FA: The use of Kleros is voluntary and both parties have to agree to use Kleros as arbitration system before the dispute happens. When they agree to use Kleros, they should automatically give up their choice of going to court. But this is nothing new. Arbitration has worked like this for decades. This is how it works in every other alternative dispute resolution system (ADR).
Kleros has an appeal system. If a party is not satisfied with the verdict, it can still appeal within Kleros many times.
But if the party is still unsatisfied and want to go to court, there’s an economic disincentive for doing that. At least in the first times, Kleros will be targeted at small claims, such as the website dispute. What’s the point of spending $50,000 going to court for a $1,000 dispute over a website? If courts could solve the disputes in a fast and affordable way, Kleros wouldn’t exist in the first place.
How are you going to recruit the experts and what kind of compensation are you going to offer them for their work?
FA: Experts will come from different communities of practice. For example, in the case of Giselle vs. Miguel on the software dispute, jurors are going to be recruited from communities of software developers. Thousands of people discuss every day in user groups of Facebook or Reddit about different topics such as software development, games, real estate law, etc. These are experts who could lend their expertise for solving disputes.

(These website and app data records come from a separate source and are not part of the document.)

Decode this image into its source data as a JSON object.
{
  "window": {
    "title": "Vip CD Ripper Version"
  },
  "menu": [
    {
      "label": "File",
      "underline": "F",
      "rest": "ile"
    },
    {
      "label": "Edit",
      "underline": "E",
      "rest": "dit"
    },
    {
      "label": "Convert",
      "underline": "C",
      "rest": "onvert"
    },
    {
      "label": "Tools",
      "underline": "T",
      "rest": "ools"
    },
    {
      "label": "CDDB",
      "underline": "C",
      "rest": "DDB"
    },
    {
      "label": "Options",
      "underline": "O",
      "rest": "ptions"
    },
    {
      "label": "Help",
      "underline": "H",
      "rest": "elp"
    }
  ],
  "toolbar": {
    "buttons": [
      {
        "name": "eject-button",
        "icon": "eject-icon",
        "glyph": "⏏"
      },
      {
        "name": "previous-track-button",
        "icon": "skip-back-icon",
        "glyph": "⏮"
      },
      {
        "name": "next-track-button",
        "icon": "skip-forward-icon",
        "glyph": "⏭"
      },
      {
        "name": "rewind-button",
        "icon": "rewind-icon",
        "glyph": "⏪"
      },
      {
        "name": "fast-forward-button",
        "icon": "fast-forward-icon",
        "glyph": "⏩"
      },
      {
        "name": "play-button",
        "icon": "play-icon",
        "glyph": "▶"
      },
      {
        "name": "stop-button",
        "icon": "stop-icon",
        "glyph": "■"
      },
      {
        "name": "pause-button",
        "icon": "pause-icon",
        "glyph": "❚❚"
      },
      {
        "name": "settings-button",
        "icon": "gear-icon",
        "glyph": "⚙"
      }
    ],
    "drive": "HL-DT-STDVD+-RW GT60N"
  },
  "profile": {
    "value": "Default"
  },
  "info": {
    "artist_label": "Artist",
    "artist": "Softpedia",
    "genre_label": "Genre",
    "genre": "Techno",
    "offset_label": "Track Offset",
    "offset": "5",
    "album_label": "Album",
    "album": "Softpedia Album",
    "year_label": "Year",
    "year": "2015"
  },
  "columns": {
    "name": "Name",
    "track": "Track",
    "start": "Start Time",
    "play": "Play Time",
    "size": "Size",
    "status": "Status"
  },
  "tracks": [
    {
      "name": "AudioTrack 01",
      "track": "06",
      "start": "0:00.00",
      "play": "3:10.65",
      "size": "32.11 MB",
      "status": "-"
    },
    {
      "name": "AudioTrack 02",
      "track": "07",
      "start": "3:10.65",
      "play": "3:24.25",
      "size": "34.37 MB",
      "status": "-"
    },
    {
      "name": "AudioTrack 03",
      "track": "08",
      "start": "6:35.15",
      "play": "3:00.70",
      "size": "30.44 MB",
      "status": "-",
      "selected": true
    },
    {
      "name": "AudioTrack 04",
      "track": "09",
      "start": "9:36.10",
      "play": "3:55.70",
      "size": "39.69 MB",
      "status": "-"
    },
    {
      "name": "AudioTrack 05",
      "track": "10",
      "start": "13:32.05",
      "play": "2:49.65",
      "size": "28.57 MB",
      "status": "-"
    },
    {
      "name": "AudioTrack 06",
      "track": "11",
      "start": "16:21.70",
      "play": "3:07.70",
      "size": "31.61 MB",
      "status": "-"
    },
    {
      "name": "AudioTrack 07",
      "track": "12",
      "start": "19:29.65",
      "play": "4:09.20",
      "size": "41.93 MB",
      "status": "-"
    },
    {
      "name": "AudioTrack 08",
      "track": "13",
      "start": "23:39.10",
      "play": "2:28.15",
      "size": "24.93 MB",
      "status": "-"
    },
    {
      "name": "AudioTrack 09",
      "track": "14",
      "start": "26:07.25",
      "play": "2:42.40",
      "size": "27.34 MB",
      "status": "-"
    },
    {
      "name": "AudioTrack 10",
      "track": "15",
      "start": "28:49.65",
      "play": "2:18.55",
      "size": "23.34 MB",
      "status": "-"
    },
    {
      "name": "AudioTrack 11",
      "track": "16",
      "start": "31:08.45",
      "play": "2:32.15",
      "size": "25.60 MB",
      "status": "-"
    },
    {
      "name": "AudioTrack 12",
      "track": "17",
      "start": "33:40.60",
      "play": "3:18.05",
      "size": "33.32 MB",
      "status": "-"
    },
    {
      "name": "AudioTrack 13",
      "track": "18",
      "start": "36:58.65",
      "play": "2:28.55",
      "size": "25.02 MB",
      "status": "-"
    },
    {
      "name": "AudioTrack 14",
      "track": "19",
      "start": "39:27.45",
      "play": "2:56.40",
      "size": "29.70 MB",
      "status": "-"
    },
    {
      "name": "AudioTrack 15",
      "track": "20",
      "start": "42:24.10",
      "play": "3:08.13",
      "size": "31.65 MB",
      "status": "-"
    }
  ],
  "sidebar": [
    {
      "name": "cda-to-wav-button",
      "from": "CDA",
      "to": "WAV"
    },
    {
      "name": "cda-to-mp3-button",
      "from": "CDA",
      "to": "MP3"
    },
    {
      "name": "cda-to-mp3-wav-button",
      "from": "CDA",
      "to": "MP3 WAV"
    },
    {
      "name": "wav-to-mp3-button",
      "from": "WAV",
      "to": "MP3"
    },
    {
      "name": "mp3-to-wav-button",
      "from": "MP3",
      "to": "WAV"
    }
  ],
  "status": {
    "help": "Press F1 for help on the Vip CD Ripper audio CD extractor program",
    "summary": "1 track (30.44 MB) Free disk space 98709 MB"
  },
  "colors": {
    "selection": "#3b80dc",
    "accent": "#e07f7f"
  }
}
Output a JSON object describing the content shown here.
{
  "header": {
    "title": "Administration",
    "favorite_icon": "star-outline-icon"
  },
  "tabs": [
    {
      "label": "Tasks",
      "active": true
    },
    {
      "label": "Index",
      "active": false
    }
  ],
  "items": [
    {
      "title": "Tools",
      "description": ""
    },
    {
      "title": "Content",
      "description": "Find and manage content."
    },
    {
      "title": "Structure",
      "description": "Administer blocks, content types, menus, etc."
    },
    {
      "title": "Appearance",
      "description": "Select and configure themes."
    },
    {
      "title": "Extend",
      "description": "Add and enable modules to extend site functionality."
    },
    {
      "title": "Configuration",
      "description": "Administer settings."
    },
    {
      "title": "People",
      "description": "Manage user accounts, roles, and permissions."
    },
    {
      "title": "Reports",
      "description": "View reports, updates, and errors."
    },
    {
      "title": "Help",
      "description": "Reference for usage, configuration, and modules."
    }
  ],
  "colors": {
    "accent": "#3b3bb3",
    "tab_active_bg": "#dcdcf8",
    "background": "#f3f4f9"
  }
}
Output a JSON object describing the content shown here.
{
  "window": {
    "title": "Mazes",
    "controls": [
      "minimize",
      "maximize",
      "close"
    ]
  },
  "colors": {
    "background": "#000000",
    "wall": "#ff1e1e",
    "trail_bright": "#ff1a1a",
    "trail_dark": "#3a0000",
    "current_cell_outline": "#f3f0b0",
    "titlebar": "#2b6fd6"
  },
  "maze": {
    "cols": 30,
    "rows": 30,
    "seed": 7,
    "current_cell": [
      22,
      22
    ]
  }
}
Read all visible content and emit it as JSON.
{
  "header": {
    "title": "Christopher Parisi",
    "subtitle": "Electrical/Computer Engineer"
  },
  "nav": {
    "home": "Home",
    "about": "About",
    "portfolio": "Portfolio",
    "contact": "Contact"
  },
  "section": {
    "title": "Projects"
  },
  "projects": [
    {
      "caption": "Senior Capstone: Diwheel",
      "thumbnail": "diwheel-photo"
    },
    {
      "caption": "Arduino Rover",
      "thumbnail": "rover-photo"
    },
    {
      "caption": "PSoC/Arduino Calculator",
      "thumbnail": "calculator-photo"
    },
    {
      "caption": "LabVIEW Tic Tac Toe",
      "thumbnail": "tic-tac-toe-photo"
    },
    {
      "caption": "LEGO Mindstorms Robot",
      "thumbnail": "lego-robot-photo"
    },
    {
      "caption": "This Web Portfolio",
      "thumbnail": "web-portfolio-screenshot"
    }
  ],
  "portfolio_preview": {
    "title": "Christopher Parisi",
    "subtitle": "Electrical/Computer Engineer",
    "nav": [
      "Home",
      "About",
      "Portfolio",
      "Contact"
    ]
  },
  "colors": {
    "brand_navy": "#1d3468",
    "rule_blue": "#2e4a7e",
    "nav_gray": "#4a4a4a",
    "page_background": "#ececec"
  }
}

Jurors lending their time and expertise for solving disputes will get arbitration fees. Who will pay the arbitration fee depends on what was agreed in the contract. It could be the losing party, the cost could be shared by both parties, or any other arrangement.
It is important to note that these experts are not employees of Kleros. They don’t have any formal relationship with Kleros. They are experts who self-select into disputes by using a token called pinakion (based on an ID token that the Ancient Greek had). Kleros draws jurors randomly from all the users who activated their tokens.
Do you think your solution poses a challenge to the current legal system or is it rather complementary with it and will cover only limited areas?
FA: It is definitely complementary. Kleros is the best thing that could happen to existing legal systems, because it will solve a big number of disputes where traditional judicial systems don’t work.
It’s just too expensive for taxpayers to have courts ruling small disputes. It doesn’t make any sense to have courts ruling cases such as a $400 car crash, a $100 claim between a user and a telecommunications provider, and also the software dispute case. There many other use cases where traditional courts can’t provide solutions.
This is going to get much worse before it gets better. The world is experiencing an accelerated pace of globalization and digitalization. A growing number of transactions are conducted online between people from all over the world. It is estimated that disputes arise in 3 to 5% of online transactions, totaling over seven hundred million in 2015 alone (Katsh and Rabinovich-Einy 2017: p. 67).
Kleros has to solve this disputes, so judges can use their time to adjudicate more complex disputes. Citizens will benefit greatly, by having faster and cheaper access to justice. As cryptocurrencies are enabling banking for the unbanked, Kleros will enable “justice for the unjusticed”.
Interviewed by Przemyslaw Cwik